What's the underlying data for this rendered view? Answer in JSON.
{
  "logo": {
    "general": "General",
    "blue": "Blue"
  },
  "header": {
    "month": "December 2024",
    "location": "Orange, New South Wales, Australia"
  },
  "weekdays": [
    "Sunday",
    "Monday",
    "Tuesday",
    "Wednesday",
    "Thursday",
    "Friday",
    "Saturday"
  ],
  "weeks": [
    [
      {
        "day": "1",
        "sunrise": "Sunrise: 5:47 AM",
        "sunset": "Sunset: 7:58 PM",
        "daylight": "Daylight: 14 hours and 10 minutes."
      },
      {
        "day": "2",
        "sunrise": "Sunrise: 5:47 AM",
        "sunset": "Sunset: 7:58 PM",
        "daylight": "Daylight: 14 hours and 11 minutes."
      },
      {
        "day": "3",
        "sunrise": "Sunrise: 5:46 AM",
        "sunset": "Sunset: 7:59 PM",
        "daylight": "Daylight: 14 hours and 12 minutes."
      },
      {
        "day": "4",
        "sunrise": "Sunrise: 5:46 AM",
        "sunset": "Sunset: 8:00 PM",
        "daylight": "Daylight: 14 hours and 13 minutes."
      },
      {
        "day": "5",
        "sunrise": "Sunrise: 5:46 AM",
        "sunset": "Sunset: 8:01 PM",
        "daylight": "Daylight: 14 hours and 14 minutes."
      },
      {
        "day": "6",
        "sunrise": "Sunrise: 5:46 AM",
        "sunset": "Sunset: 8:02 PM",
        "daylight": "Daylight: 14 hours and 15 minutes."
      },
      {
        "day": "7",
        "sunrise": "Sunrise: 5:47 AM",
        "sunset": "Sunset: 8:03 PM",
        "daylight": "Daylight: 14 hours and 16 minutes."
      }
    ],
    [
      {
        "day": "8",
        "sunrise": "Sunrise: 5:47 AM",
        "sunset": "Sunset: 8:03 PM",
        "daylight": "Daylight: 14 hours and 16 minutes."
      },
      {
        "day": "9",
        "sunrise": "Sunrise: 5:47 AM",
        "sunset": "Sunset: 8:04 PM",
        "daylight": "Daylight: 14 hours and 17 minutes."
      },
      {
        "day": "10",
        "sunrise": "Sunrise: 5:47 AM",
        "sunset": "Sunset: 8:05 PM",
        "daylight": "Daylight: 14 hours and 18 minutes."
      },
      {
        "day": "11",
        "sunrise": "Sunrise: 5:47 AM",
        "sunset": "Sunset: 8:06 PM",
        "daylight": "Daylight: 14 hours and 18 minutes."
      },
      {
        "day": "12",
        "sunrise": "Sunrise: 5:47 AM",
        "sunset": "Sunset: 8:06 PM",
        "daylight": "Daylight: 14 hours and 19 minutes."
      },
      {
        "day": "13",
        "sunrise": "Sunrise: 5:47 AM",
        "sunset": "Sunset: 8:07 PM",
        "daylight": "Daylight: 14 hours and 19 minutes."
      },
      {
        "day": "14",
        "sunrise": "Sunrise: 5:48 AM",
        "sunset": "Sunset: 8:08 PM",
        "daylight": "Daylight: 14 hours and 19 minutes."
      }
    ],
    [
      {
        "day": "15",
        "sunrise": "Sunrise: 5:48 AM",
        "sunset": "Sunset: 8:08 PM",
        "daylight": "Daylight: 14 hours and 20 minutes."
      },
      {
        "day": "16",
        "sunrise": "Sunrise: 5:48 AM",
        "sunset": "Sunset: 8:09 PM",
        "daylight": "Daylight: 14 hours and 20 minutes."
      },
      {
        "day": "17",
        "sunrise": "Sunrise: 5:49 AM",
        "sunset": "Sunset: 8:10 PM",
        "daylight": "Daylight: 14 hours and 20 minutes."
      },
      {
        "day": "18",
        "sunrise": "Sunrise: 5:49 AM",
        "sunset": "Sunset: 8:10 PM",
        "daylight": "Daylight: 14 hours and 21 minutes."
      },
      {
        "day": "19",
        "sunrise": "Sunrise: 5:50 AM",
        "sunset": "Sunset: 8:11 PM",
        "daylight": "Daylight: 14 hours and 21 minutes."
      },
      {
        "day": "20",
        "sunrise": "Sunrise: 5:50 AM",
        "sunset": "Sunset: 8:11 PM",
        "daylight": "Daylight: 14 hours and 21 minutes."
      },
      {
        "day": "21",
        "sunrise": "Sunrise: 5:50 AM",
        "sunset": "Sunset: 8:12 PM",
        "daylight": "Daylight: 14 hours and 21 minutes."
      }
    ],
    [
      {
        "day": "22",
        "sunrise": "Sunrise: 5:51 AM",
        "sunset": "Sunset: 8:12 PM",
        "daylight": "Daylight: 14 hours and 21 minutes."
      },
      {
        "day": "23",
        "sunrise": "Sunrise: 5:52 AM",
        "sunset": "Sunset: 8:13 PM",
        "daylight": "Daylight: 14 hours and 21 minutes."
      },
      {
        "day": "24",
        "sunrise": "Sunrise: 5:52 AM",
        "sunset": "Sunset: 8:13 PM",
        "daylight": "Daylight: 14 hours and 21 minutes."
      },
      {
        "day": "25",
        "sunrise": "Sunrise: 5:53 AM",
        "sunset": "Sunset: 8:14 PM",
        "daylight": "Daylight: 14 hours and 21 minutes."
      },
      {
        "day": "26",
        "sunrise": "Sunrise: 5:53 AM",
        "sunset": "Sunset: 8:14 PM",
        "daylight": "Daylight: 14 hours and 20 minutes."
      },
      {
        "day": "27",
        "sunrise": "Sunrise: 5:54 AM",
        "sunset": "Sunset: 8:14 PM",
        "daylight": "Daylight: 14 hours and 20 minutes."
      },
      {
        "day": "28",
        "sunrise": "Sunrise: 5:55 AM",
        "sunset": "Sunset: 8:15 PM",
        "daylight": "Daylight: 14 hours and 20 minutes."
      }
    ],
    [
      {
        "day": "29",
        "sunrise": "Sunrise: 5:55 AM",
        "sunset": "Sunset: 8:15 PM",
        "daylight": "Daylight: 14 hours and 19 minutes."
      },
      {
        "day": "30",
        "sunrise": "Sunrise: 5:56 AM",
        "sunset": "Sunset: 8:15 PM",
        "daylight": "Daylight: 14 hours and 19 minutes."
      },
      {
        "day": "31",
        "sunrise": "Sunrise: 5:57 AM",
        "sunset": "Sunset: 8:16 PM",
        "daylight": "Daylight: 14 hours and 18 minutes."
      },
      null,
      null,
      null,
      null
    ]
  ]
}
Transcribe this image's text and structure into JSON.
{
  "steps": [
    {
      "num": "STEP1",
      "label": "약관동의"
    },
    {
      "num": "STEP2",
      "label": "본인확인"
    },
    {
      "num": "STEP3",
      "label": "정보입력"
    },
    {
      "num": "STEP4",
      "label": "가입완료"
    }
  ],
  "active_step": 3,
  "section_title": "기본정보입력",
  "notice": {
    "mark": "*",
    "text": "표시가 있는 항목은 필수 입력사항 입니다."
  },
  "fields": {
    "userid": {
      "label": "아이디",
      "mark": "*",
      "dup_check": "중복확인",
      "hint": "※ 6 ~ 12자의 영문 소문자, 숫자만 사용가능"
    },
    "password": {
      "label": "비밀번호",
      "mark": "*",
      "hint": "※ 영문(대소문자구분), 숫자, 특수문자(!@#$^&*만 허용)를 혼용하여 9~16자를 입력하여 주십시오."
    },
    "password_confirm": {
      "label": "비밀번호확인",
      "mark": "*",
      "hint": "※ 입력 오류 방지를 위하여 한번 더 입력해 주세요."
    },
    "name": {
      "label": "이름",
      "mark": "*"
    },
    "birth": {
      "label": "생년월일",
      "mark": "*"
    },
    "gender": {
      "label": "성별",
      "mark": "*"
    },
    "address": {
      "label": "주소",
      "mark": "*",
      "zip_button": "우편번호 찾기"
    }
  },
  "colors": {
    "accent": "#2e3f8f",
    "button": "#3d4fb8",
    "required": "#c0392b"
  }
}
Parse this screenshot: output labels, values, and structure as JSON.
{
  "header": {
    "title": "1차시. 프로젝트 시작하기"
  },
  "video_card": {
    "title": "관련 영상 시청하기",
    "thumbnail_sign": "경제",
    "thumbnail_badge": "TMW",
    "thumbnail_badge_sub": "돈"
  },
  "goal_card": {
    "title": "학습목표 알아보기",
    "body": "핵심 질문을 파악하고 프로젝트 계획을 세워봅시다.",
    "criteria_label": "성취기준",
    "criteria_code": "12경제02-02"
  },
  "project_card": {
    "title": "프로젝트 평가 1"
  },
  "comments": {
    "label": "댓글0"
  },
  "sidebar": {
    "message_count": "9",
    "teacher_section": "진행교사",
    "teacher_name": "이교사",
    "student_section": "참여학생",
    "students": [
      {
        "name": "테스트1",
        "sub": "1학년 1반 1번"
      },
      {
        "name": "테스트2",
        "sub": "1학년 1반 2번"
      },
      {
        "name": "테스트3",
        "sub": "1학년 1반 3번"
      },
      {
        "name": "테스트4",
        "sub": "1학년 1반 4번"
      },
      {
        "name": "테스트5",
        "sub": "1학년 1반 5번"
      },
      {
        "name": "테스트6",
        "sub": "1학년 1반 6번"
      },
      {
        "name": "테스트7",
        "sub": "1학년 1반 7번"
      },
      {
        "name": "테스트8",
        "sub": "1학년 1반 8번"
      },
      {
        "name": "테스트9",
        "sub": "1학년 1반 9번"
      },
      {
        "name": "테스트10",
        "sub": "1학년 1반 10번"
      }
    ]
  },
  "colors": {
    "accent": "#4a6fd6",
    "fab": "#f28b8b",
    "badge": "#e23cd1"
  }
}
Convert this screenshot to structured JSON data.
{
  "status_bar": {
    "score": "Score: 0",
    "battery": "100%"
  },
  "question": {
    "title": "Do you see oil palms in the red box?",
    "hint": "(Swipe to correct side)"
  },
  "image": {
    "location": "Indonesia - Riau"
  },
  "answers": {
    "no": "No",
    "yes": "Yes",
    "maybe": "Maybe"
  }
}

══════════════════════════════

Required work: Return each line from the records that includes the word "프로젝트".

Worked solution:
    "title": "1차시. 프로젝트 시작하기"
    "body": "핵심 질문을 파악하고 프로젝트 계획을 세워봅시다.",
    "title": "프로젝트 평가 1"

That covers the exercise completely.